Adult primary liver cancer is a disease in which malignant (cancer) cells form in the tissues of the liver. The liver is one of the largest organs in the body. It has four lobes and fills the upper right side of the abdomen inside the rib cage. Three of the many important functions of the liver are:

  • To filter harmful substances from the blood so they can be passed from the body in stools and urine.
  • To make bile to help digest fat that comes from food.
  • To store glycogen (sugar), which the body uses for energy.

There are two types of adult primary liver cancer:

  • Hepatocellular carcinoma, the third leading cause of cancer-related deaths worldwide
  • Cholangiocarcinoma (see What is Bile Duct Cancer?)

Signs & Symptoms

These and other signs and symptoms may be caused by adult primary liver cancer or by other conditions. Check with your doctor if you have any of the following:

  • A hard lump on the right side just below the rib cage
  • Discomfort in the upper abdomen on the right side
  • A swollen abdomen
  • Pain near the right shoulder blade or in the back
  • Jaundice (yellowing of the skin and whites of the eyes)
  • Easy bruising or bleeding
  • Unusual tiredness or weakness
  • Nausea and vomiting
  • Loss of appetite or feelings of fullness after eating a small meal
  • Weight loss for no known reason
  • Pale, chalky bowel movements and dark urine
  • Fever


Your OHC doctor will help you determine the best care plan for you. Treatment of stages 0, A, and B adult primary liver cancer may include the following:

  • Surveillance for lesions smaller than 1 centimeter
  • Partial hepatectomy – Surgery to remove all or part of the liver
  • Total hepatectomy and liver transplant –
  • Ablation (the removal or destruction of a body part or tissue or its function) of the tumor using one of the following methods:
    • Radiofrequency ablation – A procedure that uses radio waves to heat and destroy abnormal cells. The radio waves travel through electrodes (small devices that carry electricity).
    • Microwave therapy – A type of treatment in which body tissue is exposed to high temperatures to damage and kill cancer cells or to make cancer cells more sensitive to the effects of radiation and certain anticancer drugs.
    • Percutaneous ethanol injection – An injection of ethanol (alcohol) through the skin directly into a tumor to kill cancer cells. Ultrasound or a CT scan is used to guide the needle into the tumor.
    • Cryoablation – A procedure in which an extremely cold liquid or an instrument called a cryoprobe is used to freeze and destroy abnormal tissue.
  • A clinical trial of electroporation therapy – Treatment that generates electrical pulses through an electrode placed in a tumor to enhance the ability of anticancer drugs to enter tumor cells.

Treatment of stages C and D adult primary liver cancer may include the following:

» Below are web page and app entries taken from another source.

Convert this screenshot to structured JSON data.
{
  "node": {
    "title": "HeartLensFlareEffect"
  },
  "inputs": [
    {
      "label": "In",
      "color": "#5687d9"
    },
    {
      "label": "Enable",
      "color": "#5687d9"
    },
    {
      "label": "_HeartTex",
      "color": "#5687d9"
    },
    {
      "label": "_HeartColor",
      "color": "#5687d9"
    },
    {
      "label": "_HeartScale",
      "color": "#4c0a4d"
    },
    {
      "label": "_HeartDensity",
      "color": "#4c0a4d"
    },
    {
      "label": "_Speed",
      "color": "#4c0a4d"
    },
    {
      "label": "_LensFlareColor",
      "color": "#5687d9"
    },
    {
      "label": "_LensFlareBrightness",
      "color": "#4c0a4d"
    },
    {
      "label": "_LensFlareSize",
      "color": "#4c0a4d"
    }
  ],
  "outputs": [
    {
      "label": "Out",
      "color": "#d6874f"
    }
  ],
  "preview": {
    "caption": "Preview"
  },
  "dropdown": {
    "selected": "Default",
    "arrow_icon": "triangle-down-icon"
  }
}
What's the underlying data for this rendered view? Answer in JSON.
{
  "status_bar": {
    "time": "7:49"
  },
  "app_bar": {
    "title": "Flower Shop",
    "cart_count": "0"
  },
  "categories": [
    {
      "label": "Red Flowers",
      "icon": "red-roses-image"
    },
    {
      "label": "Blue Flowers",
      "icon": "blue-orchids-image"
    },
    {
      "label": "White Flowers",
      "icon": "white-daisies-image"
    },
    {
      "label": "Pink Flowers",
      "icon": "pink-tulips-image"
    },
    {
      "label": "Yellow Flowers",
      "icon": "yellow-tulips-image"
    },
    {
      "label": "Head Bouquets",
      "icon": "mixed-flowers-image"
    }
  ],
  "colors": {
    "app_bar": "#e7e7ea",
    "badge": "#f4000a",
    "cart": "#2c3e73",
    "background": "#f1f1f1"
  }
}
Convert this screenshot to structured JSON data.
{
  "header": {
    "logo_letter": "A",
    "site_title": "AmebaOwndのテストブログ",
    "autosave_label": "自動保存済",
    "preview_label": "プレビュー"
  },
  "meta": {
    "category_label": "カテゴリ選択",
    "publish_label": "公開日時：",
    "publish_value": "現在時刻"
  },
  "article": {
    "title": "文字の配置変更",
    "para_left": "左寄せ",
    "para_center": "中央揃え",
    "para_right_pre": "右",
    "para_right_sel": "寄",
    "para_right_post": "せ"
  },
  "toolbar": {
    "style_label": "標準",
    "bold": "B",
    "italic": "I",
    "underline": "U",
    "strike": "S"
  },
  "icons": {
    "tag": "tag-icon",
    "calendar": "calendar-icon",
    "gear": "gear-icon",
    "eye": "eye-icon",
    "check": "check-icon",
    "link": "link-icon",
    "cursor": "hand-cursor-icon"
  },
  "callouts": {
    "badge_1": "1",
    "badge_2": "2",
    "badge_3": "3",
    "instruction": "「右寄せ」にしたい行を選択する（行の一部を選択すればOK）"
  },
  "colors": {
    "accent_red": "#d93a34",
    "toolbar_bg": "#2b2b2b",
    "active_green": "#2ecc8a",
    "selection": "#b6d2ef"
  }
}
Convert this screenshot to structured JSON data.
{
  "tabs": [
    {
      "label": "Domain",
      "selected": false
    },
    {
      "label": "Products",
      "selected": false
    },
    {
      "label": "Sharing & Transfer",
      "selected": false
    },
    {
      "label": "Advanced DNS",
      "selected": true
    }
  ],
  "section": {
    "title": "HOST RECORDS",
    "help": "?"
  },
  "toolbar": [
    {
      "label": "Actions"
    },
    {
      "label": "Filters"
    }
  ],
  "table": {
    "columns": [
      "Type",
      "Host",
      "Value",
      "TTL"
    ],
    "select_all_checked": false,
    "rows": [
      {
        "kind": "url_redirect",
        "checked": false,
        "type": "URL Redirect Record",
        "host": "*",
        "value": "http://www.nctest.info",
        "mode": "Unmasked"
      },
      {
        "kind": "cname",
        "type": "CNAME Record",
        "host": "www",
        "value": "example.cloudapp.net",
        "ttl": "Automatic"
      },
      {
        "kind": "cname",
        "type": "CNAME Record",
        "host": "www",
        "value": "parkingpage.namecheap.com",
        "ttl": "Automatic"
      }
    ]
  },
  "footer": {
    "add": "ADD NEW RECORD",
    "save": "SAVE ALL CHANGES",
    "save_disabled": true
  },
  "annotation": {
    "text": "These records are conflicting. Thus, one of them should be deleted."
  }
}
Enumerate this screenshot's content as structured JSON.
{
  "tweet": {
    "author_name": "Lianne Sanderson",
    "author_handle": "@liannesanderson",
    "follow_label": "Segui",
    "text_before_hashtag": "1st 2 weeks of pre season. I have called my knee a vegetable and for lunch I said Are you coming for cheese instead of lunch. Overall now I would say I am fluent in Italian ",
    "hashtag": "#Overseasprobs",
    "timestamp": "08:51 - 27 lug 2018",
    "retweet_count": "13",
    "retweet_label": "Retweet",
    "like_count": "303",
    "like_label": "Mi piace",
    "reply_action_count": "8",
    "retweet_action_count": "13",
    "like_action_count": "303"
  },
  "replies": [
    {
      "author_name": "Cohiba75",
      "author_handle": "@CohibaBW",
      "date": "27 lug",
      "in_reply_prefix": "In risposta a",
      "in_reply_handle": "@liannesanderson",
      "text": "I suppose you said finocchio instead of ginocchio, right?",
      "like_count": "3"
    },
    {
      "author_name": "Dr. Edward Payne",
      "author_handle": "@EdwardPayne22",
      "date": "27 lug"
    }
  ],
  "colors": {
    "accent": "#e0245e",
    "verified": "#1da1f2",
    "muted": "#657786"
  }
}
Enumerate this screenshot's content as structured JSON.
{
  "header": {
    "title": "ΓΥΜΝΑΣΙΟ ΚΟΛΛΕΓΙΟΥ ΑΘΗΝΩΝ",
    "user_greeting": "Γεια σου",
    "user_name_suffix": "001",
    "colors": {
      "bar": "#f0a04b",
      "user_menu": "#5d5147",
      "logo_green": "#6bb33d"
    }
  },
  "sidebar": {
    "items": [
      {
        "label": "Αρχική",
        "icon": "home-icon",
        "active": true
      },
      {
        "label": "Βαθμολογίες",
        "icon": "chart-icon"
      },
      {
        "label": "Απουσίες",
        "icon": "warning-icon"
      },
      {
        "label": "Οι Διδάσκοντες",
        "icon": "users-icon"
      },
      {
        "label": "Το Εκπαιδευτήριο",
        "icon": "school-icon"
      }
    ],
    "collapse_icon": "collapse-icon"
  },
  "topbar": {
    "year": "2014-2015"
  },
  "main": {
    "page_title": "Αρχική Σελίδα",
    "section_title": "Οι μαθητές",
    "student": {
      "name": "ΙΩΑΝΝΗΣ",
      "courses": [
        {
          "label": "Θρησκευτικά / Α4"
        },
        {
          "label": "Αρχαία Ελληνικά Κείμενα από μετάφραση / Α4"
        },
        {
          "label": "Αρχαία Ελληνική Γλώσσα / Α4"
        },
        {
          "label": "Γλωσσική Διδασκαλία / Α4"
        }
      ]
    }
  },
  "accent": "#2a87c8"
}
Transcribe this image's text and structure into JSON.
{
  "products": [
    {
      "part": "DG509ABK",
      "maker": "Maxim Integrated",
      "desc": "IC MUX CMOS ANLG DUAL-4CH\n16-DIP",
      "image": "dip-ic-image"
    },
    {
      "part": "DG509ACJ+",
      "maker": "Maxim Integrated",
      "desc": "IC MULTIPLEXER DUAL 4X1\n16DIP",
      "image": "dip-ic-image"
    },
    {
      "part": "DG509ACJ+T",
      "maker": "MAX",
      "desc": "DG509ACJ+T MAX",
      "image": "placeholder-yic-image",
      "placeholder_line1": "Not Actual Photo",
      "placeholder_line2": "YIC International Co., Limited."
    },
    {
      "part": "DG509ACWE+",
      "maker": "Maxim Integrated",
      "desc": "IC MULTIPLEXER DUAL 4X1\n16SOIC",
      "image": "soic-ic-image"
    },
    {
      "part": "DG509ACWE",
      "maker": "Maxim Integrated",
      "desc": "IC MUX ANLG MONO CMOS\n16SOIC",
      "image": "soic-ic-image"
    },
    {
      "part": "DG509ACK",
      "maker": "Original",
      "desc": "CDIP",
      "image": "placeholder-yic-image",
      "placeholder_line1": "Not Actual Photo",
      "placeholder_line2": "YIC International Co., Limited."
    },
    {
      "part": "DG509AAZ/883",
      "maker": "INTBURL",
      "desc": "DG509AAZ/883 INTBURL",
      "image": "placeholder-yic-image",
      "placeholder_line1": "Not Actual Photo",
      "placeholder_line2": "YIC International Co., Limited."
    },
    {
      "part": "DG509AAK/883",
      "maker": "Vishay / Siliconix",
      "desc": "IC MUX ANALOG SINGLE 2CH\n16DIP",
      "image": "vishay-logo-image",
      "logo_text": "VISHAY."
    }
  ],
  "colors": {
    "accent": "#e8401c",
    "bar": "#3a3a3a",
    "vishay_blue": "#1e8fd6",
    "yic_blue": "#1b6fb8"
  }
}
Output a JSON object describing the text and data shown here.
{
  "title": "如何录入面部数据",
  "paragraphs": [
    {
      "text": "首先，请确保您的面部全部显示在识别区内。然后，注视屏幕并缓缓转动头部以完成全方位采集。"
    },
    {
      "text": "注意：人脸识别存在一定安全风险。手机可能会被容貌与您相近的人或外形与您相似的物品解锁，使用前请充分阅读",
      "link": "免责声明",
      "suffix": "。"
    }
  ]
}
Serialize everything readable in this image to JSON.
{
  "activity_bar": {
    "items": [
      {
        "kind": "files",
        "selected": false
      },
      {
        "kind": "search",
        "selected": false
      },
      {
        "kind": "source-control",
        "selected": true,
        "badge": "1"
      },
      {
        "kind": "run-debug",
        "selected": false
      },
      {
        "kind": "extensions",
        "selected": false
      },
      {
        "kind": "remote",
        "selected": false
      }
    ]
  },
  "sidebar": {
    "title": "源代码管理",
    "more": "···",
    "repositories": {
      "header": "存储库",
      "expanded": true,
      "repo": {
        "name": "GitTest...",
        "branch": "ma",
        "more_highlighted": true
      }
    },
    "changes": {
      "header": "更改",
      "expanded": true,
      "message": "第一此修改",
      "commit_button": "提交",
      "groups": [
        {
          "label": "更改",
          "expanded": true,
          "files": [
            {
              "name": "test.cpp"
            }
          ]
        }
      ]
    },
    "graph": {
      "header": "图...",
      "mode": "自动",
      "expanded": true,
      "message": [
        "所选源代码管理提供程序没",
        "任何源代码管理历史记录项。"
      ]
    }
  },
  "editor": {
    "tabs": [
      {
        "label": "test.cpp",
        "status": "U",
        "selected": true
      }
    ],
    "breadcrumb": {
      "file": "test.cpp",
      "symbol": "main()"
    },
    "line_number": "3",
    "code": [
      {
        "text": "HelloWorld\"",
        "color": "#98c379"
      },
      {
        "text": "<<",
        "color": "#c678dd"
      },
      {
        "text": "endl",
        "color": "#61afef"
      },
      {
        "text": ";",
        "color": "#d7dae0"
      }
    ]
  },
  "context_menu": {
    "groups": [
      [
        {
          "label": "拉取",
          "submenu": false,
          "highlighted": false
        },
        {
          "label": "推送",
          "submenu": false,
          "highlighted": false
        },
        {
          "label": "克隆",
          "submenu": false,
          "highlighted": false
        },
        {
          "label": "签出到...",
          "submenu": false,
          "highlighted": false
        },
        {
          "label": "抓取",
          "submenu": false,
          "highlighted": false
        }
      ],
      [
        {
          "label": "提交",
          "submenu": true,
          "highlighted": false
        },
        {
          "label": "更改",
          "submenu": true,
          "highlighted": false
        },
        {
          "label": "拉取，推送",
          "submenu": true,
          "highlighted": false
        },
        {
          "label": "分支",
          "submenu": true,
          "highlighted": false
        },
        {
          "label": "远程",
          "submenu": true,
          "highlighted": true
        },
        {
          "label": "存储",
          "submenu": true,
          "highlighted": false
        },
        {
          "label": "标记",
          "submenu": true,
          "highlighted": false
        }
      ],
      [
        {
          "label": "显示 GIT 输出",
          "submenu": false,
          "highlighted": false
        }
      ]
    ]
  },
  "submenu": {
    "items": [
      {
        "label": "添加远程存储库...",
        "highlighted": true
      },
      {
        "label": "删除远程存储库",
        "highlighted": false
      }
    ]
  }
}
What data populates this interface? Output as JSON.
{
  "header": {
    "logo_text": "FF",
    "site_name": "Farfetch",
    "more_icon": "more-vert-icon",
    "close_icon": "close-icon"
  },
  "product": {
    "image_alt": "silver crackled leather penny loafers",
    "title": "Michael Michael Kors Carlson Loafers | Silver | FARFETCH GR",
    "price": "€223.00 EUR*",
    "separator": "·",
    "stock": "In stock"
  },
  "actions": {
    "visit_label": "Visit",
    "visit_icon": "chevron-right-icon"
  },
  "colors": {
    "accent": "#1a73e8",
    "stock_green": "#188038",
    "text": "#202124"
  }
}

  • Embolization therapy using one of the following methods
    • Transarterial embolization (TAE) – A procedure in which the blood supply to a tumor or an abnormal area of tissue is blocked.
    • Transarterial chemoembolization (TACE) – A procedure in which the blood supply to a tumor is blocked after anticancer drugs are given in blood vessels near the tumor.
    • Targeted therapy – A type of treatment that uses drugs or other substances to identify and attack specific types of cancer cells with less harm to normal cells.
    • Radiation therapy – The use of high-energy radiation from x-rays, gamma rays, neutrons, protons, and other sources to kill cancer cells and shrink tumors.
    • A clinical trial of targeted therapy after chemoembolization or combined with chemotherapy
    • A clinical trial of new targeted therapy drugs
    • A clinical trial of targeted therapy with or without stereotactic body radiation therapy
    • A clinical trial of stereotactic body radiation therapy or proton-beam radiation therapy